I grew up in Tianjin in China. My father was in labor camp near the Yangtze River. My mom lost her job; she couldn't raise me alone, so we moved to her mother, my grandma, and we lived together near the Yangtze River. It's the Hubei province. That region was closer to my father's labor camp. When I was 12 years old, I started to visit him. That would take me 20 hours or so to get to his labor camp.
Twenty. Yeah, I would take the train, then boat, then bicycle.
And you would bring him dumplings there?
I always bring some dumplings for my father. It was what he was really looking forward to every time, a family connection. It's the big support for my father.
Are there one or two dumplings that you consider your signature style?
The pork and chive dumpling. It’s the first dumpling I learned how to make with my mom and grandma. It's the dumpling I made and took to visit my father who was in the labor camp, and it's the dumpling I can never get tired of it. I can boil it or I can pan fry it, or I can steam it. I love to eat pork and chive all the time. This type of dumpling is what I first started feeding my children. The pork soup dumpling is my second favorite.
Do you consider yourself an artist as well as a cook because you're constantly creating?
In a way, yes. I would like to show you something. This is my restaurant's menu. I designed this. I designed the restaurant as well. Every piece of art, it has meaning to me. When you open from here [opens the menu] it's like an ancient Chinese dumpling house. Go inside the house, walk inside the galaxy of dumplings—all the dumpling choices. I never stop thinking to create new dumplings. Everything [here] is just so meaningful to me.
You designed the whole restaurant. What is the inspiration behind some of the decor?
The logo on the ceiling is a pair of dumplings, and on the front wall that logo also is a pair of dumplings. That one with the frame on the middle is the symbol of a fortune, or the door of mysteries. When you open that door you walk into the dumpling galaxy—you have all the choices of dumplings! Fascinating, all the varieties, endless combinations, endless possibilities. Don't get me talking about dumplings because I could go on and on forever.
You're constantly creating in and out of the kitchen. What inspires you?
I started with the Tianjin Dumpling House, selling three types of dumplings. From three types of dumplings to grow up to 100 choices; I have to say, I owe it all to my customers.

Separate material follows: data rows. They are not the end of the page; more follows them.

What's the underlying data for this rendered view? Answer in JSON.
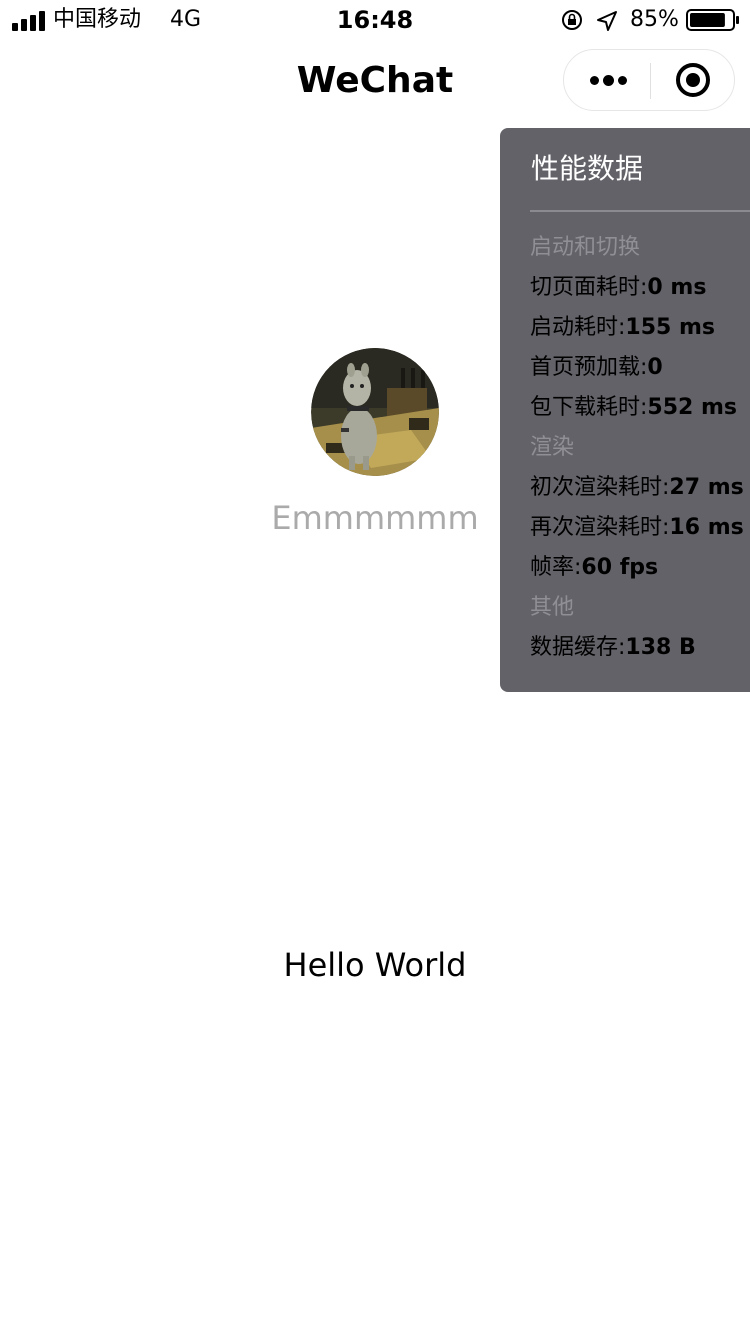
{
  "status_bar": {
    "carrier": "中国移动",
    "network": "4G",
    "time": "16:48",
    "battery_percent": "85%",
    "battery_level": 0.85,
    "icons": [
      "signal-icon",
      "lock-rotation-icon",
      "location-arrow-icon",
      "battery-icon"
    ]
  },
  "nav": {
    "title": "WeChat",
    "more_icon": "more-dots-icon",
    "close_icon": "target-circle-icon"
  },
  "profile": {
    "nickname": "Emmmmmm",
    "avatar": "avatar-image"
  },
  "main": {
    "greeting": "Hello World"
  },
  "perf_panel": {
    "title": "性能数据",
    "sections": [
      {
        "name": "启动和切换",
        "rows": [
          {
            "label": "切页面耗时:",
            "value": "0 ms"
          },
          {
            "label": "启动耗时:",
            "value": "155 ms"
          },
          {
            "label": "首页预加载:",
            "value": "0"
          },
          {
            "label": "包下载耗时:",
            "value": "552 ms"
          }
        ]
      },
      {
        "name": "渲染",
        "rows": [
          {
            "label": "初次渲染耗时:",
            "value": "27 ms"
          },
          {
            "label": "再次渲染耗时:",
            "value": "16 ms"
          },
          {
            "label": "帧率:",
            "value": "60 fps"
          }
        ]
      },
      {
        "name": "其他",
        "rows": [
          {
            "label": "数据缓存:",
            "value": "138 B"
          }
        ]
      }
    ]
  },
  "colors": {
    "panel_bg": "#626268",
    "section_label": "#8f8f95",
    "nickname": "#aaaaaa"
  }
}
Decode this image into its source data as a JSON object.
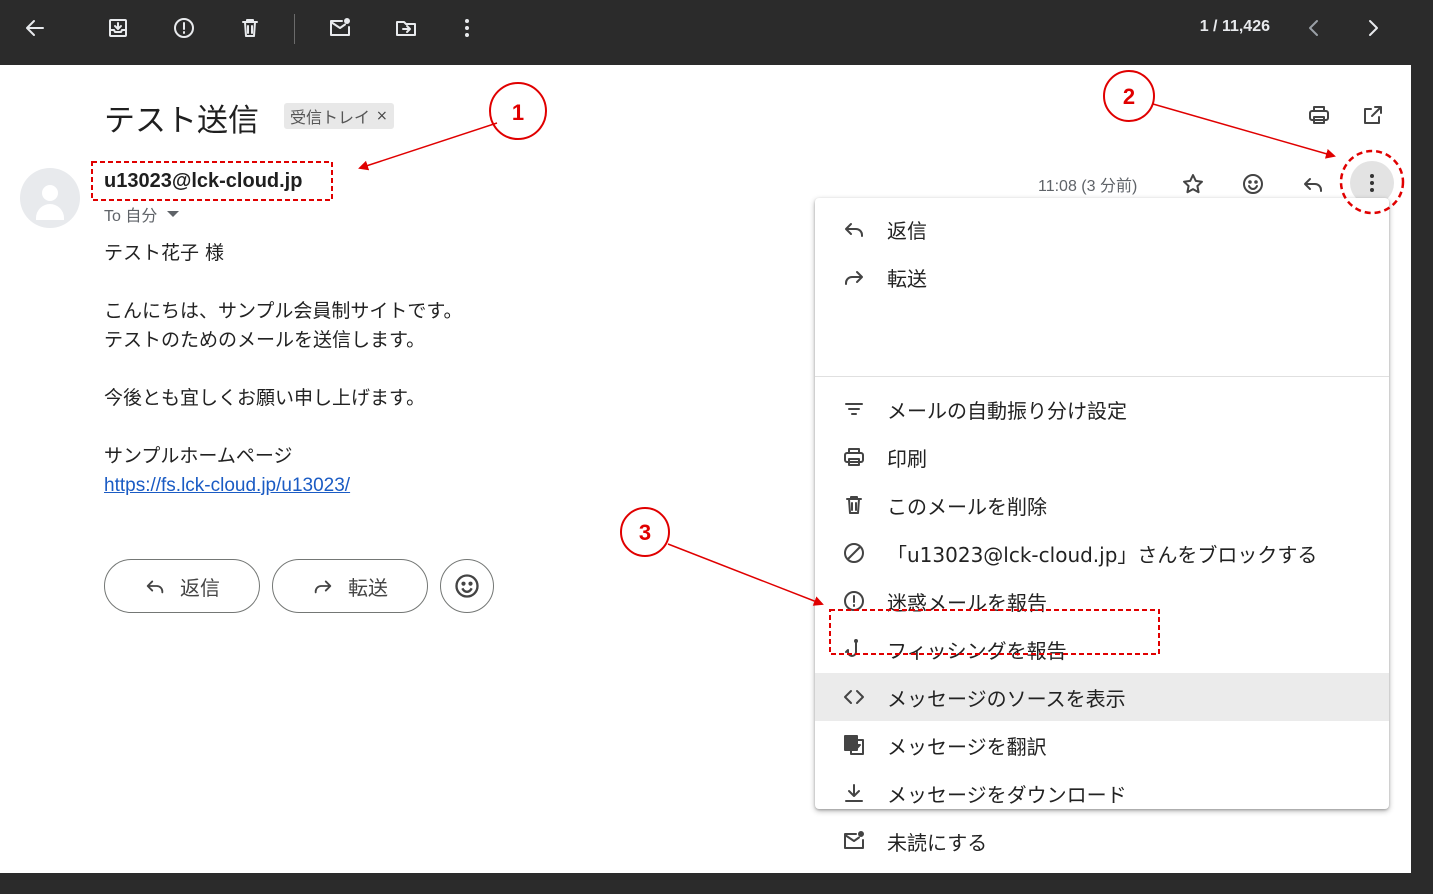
{
  "topbar": {
    "icons": [
      "back-arrow-icon",
      "archive-icon",
      "report-spam-icon",
      "delete-icon",
      "mark-unread-icon",
      "move-to-icon",
      "more-vert-icon"
    ],
    "counter": "1 / 11,426",
    "nav_icons": [
      "chevron-left-icon",
      "chevron-right-icon"
    ]
  },
  "email": {
    "subject": "テスト送信",
    "label": "受信トレイ",
    "label_close": "×",
    "sender": "u13023@lck-cloud.jp",
    "to_line": "To 自分",
    "time": "11:08 (3 分前)",
    "body": {
      "greeting": "テスト花子 様",
      "line1": "こんにちは、サンプル会員制サイトです。",
      "line2": "テストのためのメールを送信します。",
      "line3": "今後とも宜しくお願い申し上げます。",
      "signature": "サンプルホームページ",
      "link": "https://fs.lck-cloud.jp/u13023/"
    },
    "reply_label": "返信",
    "forward_label": "転送"
  },
  "menu": {
    "items": [
      {
        "label": "返信",
        "icon": "reply-icon"
      },
      {
        "label": "転送",
        "icon": "forward-icon"
      },
      {
        "label": "メールの自動振り分け設定",
        "icon": "filter-icon"
      },
      {
        "label": "印刷",
        "icon": "print-icon"
      },
      {
        "label": "このメールを削除",
        "icon": "delete-icon"
      },
      {
        "label": "「u13023@lck-cloud.jp」さんをブロックする",
        "icon": "block-icon"
      },
      {
        "label": "迷惑メールを報告",
        "icon": "report-spam-icon"
      },
      {
        "label": "フィッシングを報告",
        "icon": "phishing-hook-icon"
      },
      {
        "label": "メッセージのソースを表示",
        "icon": "code-icon"
      },
      {
        "label": "メッセージを翻訳",
        "icon": "translate-icon"
      },
      {
        "label": "メッセージをダウンロード",
        "icon": "download-icon"
      },
      {
        "label": "未読にする",
        "icon": "mark-unread-icon"
      }
    ]
  },
  "annotations": {
    "markers": [
      "1",
      "2",
      "3"
    ],
    "color": "#e00000"
  }
}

Most customers at Tianjin Dumpling House, they're Chinese. They know dumplings. They like dumplings. They give me advice and suggestions. They're always asking me to do different types of dumplings for them. So I listen; I follow their advice. My customers inspire me so much.
Why did you write The Dumpling Galaxy Cookbook?
The publisher came to me with the idea. I never thought to dream of a cookbook with daily busy activities, but they encouraged me. This cookbook is to demystify how easy the dumpling can be made. It’s not as hard as you may have thought. The thing here is to let people know: if I can do it, you can do it.
Where do you source your ingredients?
On Main St. in Flushing, there are more than 10 different Chinese supermarkets. I can get any fresh produce and meat I like. So I never worry about where to get ingredients to make my dumplings. The one I go to everyday is Chung Fat Supermarket, right across the street from Dumpling Galaxy. From seafood to meat to produce to dry spices, I get everything from there. I like to support them and let them get my business. We support each other so we can grow together as a community. When we unite together and help each other, we can grow together.
What are some of the challenges you've faced as an entrepreneur and as a self-trained chef?
It's a [largely] Chinese community, so competition is tough. The most challenging thing is getting the right people to work with. They need a lot of training, and after they become experienced they might open their own business or be taken away by other businesses, so it's hard to keep people for a long time.
What is your advice to young women entrepreneurs or aspiring chefs?
As a woman, learn to be independent. Do not rely on anybody. And have a good skill regardless of what you do. Keep trying and hard work will put your dream through.